> Supplied data

/---

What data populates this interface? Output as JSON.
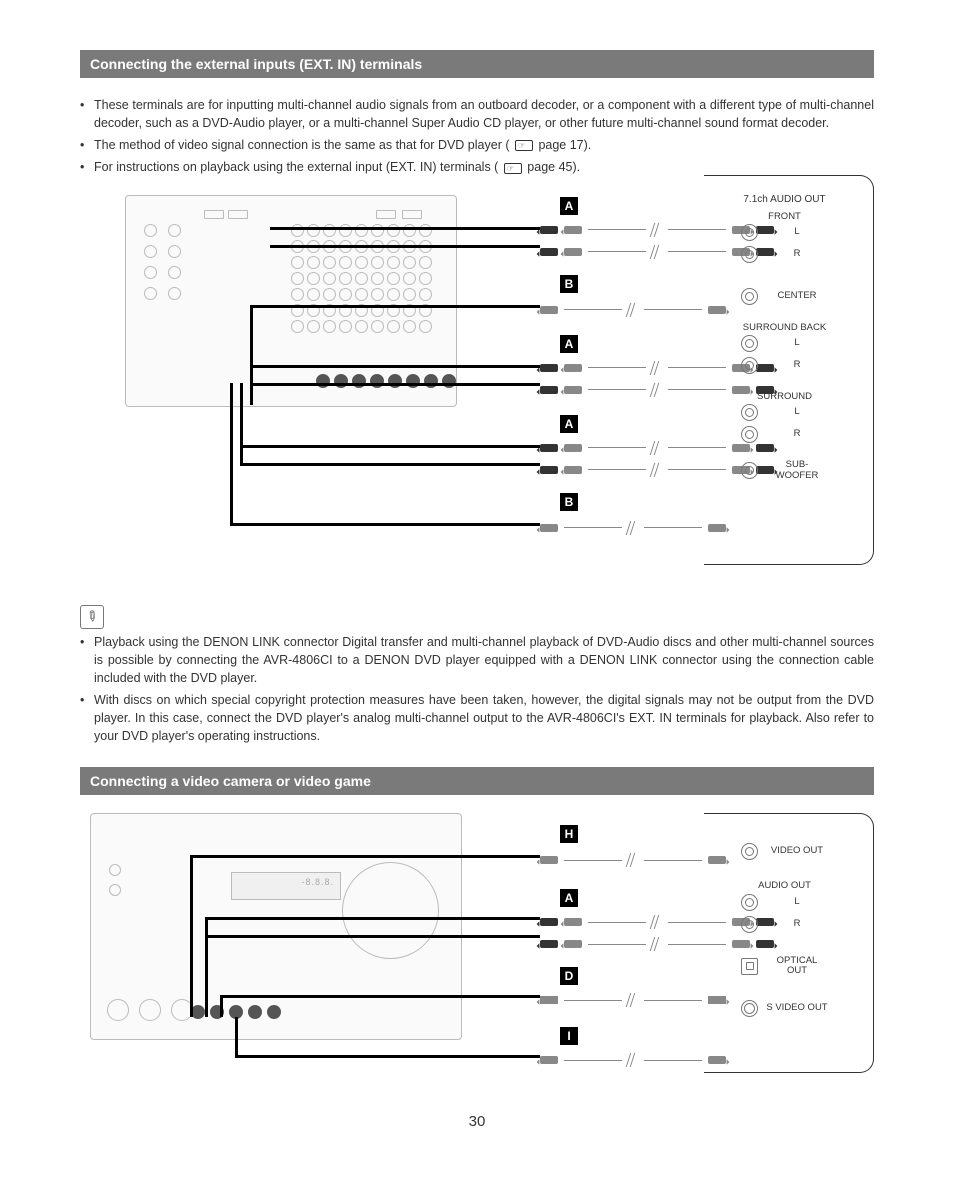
{
  "section1": {
    "title": "Connecting the external inputs (EXT. IN) terminals",
    "bullets": [
      "These terminals are for inputting multi-channel audio signals from an outboard decoder, or a component with a different type of multi-channel decoder, such as a DVD-Audio player, or a multi-channel Super Audio CD player, or other future multi-channel sound format decoder.",
      "The method of video signal connection is the same as that for DVD player (  page 17).",
      "For instructions on playback using the external input (EXT. IN) terminals (  page 45)."
    ],
    "note_bullets": [
      "Playback using the DENON LINK connector Digital transfer and multi-channel playback of DVD-Audio discs and other multi-channel sources is possible by connecting the AVR-4806CI to a DENON DVD player equipped with a DENON LINK connector using the connection cable included with the DVD player.",
      "With discs on which special copyright protection measures have been taken, however, the digital signals may not be output from the DVD player. In this case, connect the DVD player's analog multi-channel output to the AVR-4806CI's EXT. IN terminals for playback. Also refer to your DVD player's operating instructions."
    ]
  },
  "diagram1": {
    "tags": {
      "A": "A",
      "B": "B"
    },
    "header": "7.1ch AUDIO OUT",
    "groups": [
      {
        "tag": "A",
        "title": "FRONT",
        "rows": [
          "L",
          "R"
        ]
      },
      {
        "tag": "B",
        "title": "",
        "rows": [
          "CENTER"
        ]
      },
      {
        "tag": "A",
        "title": "SURROUND BACK",
        "rows": [
          "L",
          "R"
        ]
      },
      {
        "tag": "A",
        "title": "SURROUND",
        "rows": [
          "L",
          "R"
        ]
      },
      {
        "tag": "B",
        "title": "",
        "rows": [
          "SUB-\nWOOFER"
        ]
      }
    ]
  },
  "section2": {
    "title": "Connecting a video camera or video game"
  },
  "diagram2": {
    "display": "-8.8.8.",
    "header_audio": "AUDIO OUT",
    "groups": [
      {
        "tag": "H",
        "rows": [
          {
            "label": "VIDEO OUT",
            "type": "rca"
          }
        ]
      },
      {
        "tag": "A",
        "rows": [
          {
            "label": "L",
            "type": "rca"
          },
          {
            "label": "R",
            "type": "rca"
          }
        ]
      },
      {
        "tag": "D",
        "rows": [
          {
            "label": "OPTICAL OUT",
            "type": "sq"
          }
        ]
      },
      {
        "tag": "I",
        "rows": [
          {
            "label": "S VIDEO OUT",
            "type": "sv"
          }
        ]
      }
    ],
    "tags": {
      "H": "H",
      "A": "A",
      "D": "D",
      "I": "I"
    }
  },
  "page_number": "30"
}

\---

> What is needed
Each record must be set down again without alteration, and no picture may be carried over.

> Answer space
What data populates this interface? Output as JSON.
{
  "section1": {
    "title": "Connecting the external inputs (EXT. IN) terminals",
    "bullets": [
      "These terminals are for inputting multi-channel audio signals from an outboard decoder, or a component with a different type of multi-channel decoder, such as a DVD-Audio player, or a multi-channel Super Audio CD player, or other future multi-channel sound format decoder.",
      "The method of video signal connection is the same as that for DVD player (  page 17).",
      "For instructions on playback using the external input (EXT. IN) terminals (  page 45)."
    ],
    "note_bullets": [
      "Playback using the DENON LINK connector Digital transfer and multi-channel playback of DVD-Audio discs and other multi-channel sources is possible by connecting the AVR-4806CI to a DENON DVD player equipped with a DENON LINK connector using the connection cable included with the DVD player.",
      "With discs on which special copyright protection measures have been taken, however, the digital signals may not be output from the DVD player. In this case, connect the DVD player's analog multi-channel output to the AVR-4806CI's EXT. IN terminals for playback. Also refer to your DVD player's operating instructions."
    ]
  },
  "diagram1": {
    "tags": {
      "A": "A",
      "B": "B"
    },
    "header": "7.1ch AUDIO OUT",
    "groups": [
      {
        "tag": "A",
        "title": "FRONT",
        "rows": [
          "L",
          "R"
        ]
      },
      {
        "tag": "B",
        "title": "",
        "rows": [
          "CENTER"
        ]
      },
      {
        "tag": "A",
        "title": "SURROUND BACK",
        "rows": [
          "L",
          "R"
        ]
      },
      {
        "tag": "A",
        "title": "SURROUND",
        "rows": [
          "L",
          "R"
        ]
      },
      {
        "tag": "B",
        "title": "",
        "rows": [
          "SUB-\nWOOFER"
        ]
      }
    ]
  },
  "section2": {
    "title": "Connecting a video camera or video game"
  },
  "diagram2": {
    "display": "-8.8.8.",
    "header_audio": "AUDIO OUT",
    "groups": [
      {
        "tag": "H",
        "rows": [
          {
            "label": "VIDEO OUT",
            "type": "rca"
          }
        ]
      },
      {
        "tag": "A",
        "rows": [
          {
            "label": "L",
            "type": "rca"
          },
          {
            "label": "R",
            "type": "rca"
          }
        ]
      },
      {
        "tag": "D",
        "rows": [
          {
            "label": "OPTICAL OUT",
            "type": "sq"
          }
        ]
      },
      {
        "tag": "I",
        "rows": [
          {
            "label": "S VIDEO OUT",
            "type": "sv"
          }
        ]
      }
    ],
    "tags": {
      "H": "H",
      "A": "A",
      "D": "D",
      "I": "I"
    }
  },
  "page_number": "30"
}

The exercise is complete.